Although Green uses a light and humorous tone in many of his videos, he uploaded a more serious one two days ago with “What OCD Is Like (For Me).”



In his incredibly vulnerable video, Green goes in depth about his own experience struggling with OCD, describing “obsessive thought spirals” that hinder his focus and thought patterns. 


For me, these obsessive thought spirals happen all the time and they can take over for says or weeks or months. Like, I might worry out of nowhere that my food is contaminated or somehow poisoned and then, suddenly, that will be the only thought I am able to think.


John Green

Image Courtesy of Trending All Day

These obsessive thoughts become overwhelming to the point where Green cannot focus on activities such as watching a television episode or reading a book. Comparing the intrusion to the plot of a horror film, Green emphasizes the obsessive fear and lack of control over his thoughts he experiences. “When I’m stuck inside a thought spiral,” he says, “I find it very difficult to observe, like, anything outside of myself.”


Though his Obsessive Compulsive Disorder brings many challenges, Green has found a silver lining, using his personal experiences as inspiration for his new novel, “Turtles All the Way Down.” By portraying his struggle through the characterization of the story’s protagonist, Green both finds a way to persevere through his OCD, and allow readers to get an understanding of those affected by OCD.


Cover of "Turtles All the Way Down"
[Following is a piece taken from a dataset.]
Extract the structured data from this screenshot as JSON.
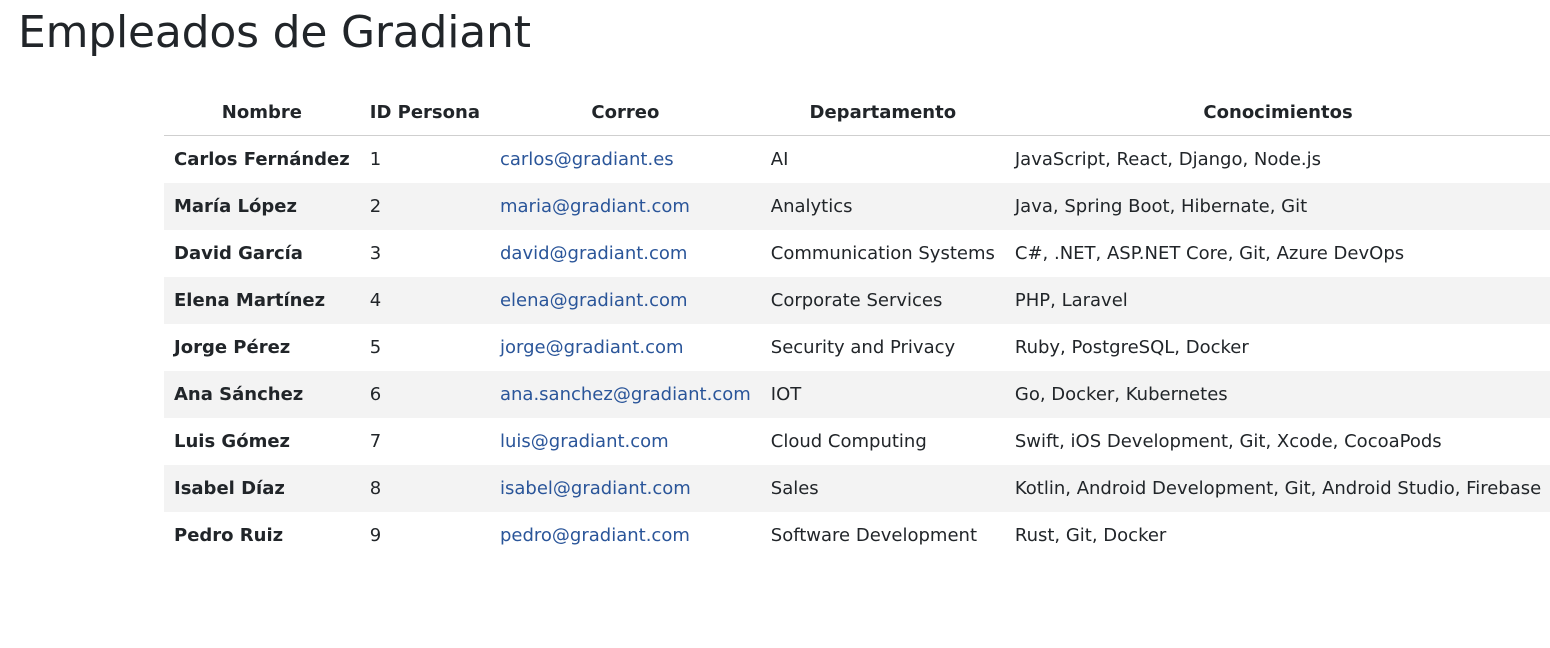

via Amazon


“Turtles All the Way Down” will be published on October 10, 2017.


Featured image courtesy of Story Chick